Which of the lines below hold the word "Check"? Pull each of them out.

#### Input material

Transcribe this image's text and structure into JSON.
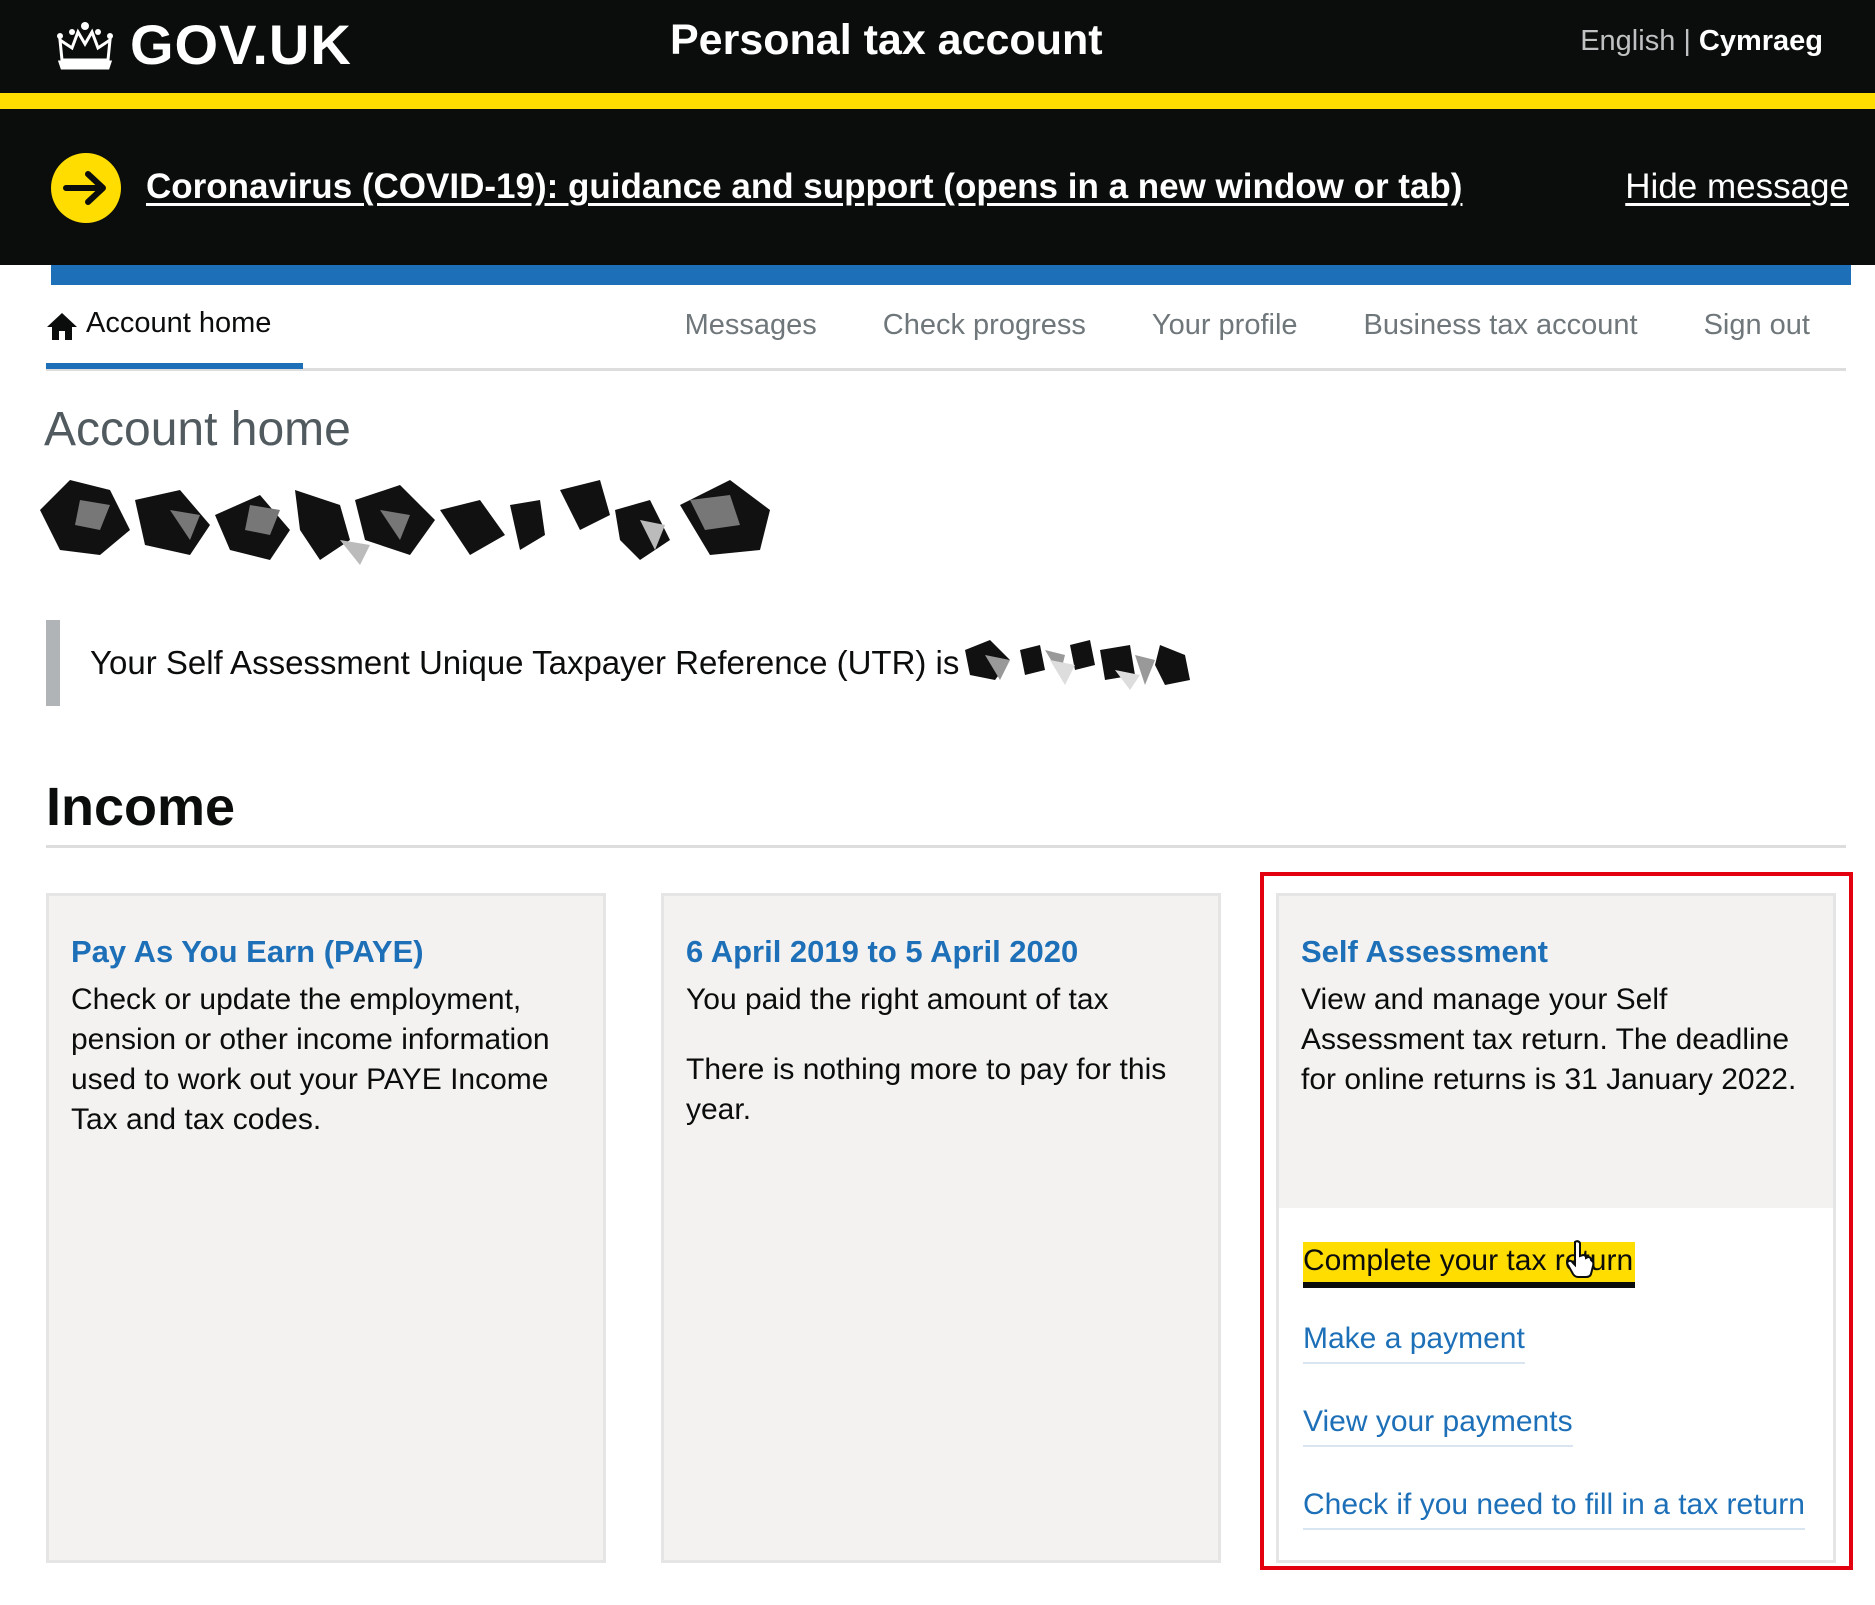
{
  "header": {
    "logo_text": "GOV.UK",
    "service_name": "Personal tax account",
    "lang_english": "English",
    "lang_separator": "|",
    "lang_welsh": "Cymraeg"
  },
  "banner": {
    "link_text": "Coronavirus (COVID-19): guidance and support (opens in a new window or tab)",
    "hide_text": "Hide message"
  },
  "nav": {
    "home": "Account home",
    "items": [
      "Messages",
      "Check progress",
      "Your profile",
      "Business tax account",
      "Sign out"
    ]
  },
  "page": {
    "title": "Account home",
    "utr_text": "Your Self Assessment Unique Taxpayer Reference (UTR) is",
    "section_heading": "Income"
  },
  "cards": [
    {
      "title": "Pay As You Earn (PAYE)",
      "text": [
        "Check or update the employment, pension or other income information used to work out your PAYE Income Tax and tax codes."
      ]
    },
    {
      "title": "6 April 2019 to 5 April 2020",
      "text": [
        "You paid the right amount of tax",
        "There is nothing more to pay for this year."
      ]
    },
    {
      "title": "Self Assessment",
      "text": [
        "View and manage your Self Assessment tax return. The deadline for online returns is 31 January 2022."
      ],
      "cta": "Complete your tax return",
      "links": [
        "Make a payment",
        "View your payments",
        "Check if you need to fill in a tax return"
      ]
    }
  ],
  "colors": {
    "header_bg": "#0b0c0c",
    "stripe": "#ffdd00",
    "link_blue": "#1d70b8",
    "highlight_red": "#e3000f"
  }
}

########

Answer to this task:
      "Check progress",
        "Check or update the employment, pension or other income information used to work out your PAYE Income Tax and tax codes."
        "Check if you need to fill in a tax return"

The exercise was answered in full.